◆ PROBLEM TO SOLVE
Go through the listing and pick out each line with the word "Domestic" in it.

◆ EXERCISE INPUT
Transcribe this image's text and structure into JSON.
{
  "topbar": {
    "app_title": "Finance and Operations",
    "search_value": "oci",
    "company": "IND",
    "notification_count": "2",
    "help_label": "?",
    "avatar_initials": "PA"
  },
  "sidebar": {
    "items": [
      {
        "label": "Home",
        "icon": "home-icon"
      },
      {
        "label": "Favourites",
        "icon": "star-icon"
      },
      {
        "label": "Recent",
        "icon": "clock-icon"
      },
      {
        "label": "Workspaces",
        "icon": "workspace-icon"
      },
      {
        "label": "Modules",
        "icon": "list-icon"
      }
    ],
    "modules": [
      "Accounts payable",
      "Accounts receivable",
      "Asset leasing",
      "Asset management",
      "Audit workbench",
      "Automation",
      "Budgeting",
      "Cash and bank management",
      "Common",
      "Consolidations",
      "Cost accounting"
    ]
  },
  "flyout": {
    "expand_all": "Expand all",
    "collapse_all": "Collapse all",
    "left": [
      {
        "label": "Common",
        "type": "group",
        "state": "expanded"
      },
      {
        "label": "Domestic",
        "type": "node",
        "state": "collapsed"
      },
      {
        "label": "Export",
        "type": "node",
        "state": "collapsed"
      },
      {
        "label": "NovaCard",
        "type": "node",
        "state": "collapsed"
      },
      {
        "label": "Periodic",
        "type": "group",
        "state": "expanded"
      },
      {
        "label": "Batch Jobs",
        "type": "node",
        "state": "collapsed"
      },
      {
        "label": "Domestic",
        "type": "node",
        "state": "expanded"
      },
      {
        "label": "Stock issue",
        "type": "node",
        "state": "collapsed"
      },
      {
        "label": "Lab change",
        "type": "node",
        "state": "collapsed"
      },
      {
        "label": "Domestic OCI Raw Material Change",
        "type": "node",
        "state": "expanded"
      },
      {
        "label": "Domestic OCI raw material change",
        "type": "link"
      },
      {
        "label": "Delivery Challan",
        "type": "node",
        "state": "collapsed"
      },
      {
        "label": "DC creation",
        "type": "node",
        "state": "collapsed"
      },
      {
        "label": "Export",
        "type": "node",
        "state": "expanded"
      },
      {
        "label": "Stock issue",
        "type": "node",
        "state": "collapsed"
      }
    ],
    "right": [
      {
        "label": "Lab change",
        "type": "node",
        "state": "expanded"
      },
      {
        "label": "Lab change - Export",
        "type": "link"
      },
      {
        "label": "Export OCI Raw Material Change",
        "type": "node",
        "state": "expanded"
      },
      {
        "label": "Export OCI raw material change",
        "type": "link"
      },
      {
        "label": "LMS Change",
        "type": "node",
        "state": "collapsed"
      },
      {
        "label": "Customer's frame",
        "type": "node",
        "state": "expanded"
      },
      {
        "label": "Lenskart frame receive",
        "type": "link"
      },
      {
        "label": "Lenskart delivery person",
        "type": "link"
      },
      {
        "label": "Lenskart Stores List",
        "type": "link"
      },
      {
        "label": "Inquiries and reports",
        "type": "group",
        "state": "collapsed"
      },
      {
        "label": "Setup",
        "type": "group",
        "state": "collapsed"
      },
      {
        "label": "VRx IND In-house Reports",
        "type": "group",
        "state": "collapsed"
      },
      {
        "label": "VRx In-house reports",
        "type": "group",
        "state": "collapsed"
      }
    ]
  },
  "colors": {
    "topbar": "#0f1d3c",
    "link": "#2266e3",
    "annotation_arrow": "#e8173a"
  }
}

◆ EXERCISE SOLUTION
        "label": "Domestic",
        "label": "Domestic",
        "label": "Domestic OCI Raw Material Change",
        "label": "Domestic OCI raw material change",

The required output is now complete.